Any plans to create a nuclear waste dump in the Warwickshire countryside will be opposed, council chiefs promised yesterday.
The warning comes in the wake of concern by environ-mental campaigners that 12 sites previously earmarked as potential burial sites in the county are back on the table.
The locations include the Hams Hall business park where food stores Sainsbury and Birds Eye have food storage depots.
They were initially identified 16 years ago by nuclear waste management firm Nirex along with Meriden in Solihull because of their geological suitability.
But the plans were shelved due to lack of support for underground disposal of toxic radioactive waste produced by the country's 16 nuclear reactors.
This summer saw a shift in attitude, however, following a report by the Committee on Radioactive Waste Management (CoWRM) which claimed burying the material was the best solution.
The recommendations are expected to be endorsed by Ministers later this month.

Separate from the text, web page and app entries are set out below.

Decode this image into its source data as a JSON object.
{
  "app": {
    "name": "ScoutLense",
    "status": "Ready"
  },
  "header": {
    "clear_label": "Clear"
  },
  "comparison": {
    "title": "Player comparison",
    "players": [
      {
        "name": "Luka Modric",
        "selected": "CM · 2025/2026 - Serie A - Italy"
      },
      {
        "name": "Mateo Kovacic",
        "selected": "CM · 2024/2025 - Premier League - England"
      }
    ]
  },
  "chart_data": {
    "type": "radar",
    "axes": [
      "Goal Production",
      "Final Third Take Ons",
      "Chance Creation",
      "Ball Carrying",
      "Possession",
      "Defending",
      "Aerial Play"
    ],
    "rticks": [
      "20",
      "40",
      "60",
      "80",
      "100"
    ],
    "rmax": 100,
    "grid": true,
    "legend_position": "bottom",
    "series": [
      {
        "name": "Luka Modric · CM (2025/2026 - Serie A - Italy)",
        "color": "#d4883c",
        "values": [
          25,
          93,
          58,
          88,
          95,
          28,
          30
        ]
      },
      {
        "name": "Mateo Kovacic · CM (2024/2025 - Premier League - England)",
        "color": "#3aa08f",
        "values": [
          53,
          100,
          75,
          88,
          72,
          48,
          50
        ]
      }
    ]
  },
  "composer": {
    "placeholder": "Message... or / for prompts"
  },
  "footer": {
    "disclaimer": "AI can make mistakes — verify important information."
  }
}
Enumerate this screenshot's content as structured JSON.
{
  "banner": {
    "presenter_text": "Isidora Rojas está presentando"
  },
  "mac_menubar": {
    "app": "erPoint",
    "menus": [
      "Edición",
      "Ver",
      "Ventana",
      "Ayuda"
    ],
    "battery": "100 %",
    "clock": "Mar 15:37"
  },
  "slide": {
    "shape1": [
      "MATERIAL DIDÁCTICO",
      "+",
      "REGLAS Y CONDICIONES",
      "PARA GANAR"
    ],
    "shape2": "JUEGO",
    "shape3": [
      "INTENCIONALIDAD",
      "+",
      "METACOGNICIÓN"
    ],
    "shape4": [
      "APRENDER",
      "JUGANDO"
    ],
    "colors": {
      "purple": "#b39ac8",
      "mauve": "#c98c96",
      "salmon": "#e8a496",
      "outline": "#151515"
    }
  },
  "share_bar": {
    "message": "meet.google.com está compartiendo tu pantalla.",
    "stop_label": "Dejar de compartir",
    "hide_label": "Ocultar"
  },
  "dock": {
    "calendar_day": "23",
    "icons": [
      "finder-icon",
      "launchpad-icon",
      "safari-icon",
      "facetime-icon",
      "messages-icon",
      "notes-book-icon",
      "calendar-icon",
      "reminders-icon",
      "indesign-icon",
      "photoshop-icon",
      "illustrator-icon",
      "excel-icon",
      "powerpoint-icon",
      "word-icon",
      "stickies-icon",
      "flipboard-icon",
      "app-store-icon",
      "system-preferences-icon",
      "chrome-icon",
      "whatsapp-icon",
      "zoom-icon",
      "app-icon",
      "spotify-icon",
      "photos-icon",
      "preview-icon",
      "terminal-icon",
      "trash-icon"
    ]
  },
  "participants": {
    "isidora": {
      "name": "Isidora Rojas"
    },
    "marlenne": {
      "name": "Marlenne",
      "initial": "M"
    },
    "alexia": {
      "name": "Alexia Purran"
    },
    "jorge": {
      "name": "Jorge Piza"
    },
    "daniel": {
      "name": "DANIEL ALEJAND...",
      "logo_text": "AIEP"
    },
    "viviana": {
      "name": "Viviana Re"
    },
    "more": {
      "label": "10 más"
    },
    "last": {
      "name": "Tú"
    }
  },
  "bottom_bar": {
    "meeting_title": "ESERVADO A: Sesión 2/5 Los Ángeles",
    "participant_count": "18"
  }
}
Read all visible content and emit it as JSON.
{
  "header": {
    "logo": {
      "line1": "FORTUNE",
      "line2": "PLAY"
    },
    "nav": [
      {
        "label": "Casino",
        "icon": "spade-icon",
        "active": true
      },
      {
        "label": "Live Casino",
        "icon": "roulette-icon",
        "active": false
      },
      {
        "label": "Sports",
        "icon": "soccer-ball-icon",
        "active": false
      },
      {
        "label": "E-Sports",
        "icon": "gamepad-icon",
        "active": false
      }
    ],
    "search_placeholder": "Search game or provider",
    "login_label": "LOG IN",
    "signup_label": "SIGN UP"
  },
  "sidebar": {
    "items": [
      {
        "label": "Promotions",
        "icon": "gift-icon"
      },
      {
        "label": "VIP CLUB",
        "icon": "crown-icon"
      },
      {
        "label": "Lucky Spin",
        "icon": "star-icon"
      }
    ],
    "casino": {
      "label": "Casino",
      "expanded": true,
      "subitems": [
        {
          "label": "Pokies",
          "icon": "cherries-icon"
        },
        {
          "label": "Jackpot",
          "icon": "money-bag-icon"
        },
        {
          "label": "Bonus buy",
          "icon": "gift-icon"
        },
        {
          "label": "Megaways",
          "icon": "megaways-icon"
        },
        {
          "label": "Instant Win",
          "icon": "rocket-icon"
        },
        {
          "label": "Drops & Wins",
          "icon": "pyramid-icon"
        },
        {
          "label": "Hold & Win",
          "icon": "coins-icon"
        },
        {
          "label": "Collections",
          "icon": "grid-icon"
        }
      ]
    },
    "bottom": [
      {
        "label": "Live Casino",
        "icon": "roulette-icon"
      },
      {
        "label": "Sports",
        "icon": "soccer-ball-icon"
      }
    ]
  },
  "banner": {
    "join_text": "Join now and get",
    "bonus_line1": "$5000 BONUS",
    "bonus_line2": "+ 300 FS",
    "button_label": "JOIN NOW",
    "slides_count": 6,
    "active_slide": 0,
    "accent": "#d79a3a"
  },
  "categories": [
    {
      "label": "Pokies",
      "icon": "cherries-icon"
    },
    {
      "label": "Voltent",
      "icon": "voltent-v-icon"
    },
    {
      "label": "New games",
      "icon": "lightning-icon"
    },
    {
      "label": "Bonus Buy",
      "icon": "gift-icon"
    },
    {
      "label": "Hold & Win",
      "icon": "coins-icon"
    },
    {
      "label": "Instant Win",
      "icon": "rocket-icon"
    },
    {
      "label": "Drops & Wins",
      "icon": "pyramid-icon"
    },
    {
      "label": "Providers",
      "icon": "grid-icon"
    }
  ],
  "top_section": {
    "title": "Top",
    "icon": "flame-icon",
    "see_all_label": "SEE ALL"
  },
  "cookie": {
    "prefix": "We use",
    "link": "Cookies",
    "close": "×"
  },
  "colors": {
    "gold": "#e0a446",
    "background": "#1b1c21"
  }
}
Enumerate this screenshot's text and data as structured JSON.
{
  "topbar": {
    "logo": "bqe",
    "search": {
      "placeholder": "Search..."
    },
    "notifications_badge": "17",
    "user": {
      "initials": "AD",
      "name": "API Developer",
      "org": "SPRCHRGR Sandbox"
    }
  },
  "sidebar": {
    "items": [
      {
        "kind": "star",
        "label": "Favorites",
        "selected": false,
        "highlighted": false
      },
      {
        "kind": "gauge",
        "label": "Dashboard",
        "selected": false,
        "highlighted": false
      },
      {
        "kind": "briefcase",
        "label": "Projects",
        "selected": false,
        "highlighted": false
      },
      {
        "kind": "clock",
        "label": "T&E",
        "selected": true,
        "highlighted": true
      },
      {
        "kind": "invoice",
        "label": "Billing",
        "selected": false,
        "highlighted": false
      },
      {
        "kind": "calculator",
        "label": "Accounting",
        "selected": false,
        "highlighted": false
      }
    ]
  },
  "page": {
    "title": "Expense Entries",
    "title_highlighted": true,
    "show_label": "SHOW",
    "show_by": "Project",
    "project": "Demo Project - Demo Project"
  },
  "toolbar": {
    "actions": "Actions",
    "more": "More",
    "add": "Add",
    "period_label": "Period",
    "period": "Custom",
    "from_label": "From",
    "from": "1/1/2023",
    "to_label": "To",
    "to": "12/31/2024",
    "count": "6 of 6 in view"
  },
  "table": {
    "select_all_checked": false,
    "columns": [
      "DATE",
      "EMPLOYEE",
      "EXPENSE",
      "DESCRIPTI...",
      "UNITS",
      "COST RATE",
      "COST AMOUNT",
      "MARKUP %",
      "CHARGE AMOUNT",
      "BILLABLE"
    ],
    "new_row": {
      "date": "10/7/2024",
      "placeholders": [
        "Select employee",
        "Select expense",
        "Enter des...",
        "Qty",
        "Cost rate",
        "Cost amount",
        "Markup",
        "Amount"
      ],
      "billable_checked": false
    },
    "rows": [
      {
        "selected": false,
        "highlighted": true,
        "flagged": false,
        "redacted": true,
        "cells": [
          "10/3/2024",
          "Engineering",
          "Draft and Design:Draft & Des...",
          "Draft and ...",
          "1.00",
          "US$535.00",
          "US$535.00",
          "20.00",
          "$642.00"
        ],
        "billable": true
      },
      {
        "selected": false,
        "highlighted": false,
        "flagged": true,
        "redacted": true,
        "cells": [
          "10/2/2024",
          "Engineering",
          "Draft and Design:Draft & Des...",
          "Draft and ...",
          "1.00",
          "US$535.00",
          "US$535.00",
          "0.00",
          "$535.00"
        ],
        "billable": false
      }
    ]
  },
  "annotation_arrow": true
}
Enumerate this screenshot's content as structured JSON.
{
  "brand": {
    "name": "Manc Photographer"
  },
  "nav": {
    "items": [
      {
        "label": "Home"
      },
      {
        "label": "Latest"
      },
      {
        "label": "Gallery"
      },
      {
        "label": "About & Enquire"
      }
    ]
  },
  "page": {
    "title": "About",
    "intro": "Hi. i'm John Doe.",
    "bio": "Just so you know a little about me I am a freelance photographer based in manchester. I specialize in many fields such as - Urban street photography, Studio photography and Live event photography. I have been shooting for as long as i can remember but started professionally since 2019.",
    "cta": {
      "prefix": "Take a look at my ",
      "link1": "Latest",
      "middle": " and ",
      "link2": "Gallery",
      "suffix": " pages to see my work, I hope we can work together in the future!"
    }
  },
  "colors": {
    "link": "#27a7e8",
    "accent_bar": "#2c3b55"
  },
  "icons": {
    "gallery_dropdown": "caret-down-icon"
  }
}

The Government has already given the greenlight to build a new generation of nuclear power stations. Campaigners say that will put the 13 West Midland sites back in the front line.
Councillor Martin Heatley, Warwickshire County Council's portfolio holder for the environment, said: "As far as we are concerned the burial of radioactive material in Warwickshire is a non-starter and Warwickshire County Council would fight any proposals if they did ever materialise."
Coun Heatley stressed there was currently no evidence to suggest the locations - Bearley, Bramcote, Gaydon Airfield, Hams Hall, Wroxall, Kineton, Kingsbury, Lawford Heath, Long Marston Airfield, Long Marston Depot, Wedgnock and Wellesbourne Airfield - were being looked at.
"It is true that in 1990 - 16 years ago - a report looked at the possibility at 12 sites in the county, but this was ruled out.
"At this point there is no indication a new selection process will even take place, but if it does, the selection process for sites across the whole country will start from scratch with a full public consultation."
Oxfordshire-based Nirex maintains the fact that a location featured on the original list is irrelevant.
However, the Governmentowned firm admitted geology would be a key criteria before considering any future sites.
Greenpeace activists have taken this to signal those on the original list will inevitably be revisited to assess if they are still suitable.
Warwickshire councillor Joan Lea said people in the county felt they were not being properly consulted.
"Until the last 15 to 18 months the nuclear issue has been dead," she said.
"Then all of a sudden Tony Blair is saying it is the best thing since slice bread. The importance of what is going to be done doesn't seem to be put across.
"What concerns me is the whole issue of nuclear energy and waste disposal seems to be pushed along without public debate and without people being properly informed."
Ms Lea, a county councillor for Water Orton and borough councillor for Curdworth which are both within half a mile radius of Hams Hall, added: "If we do not give people the information we are not serving anyone."
Sue Wallace, Mayoress of the Warwickshire town of Coleshill, said: "People can start scaremongering about these things. I would want more information. It will be interesting to learn more when and if a planning application comes up."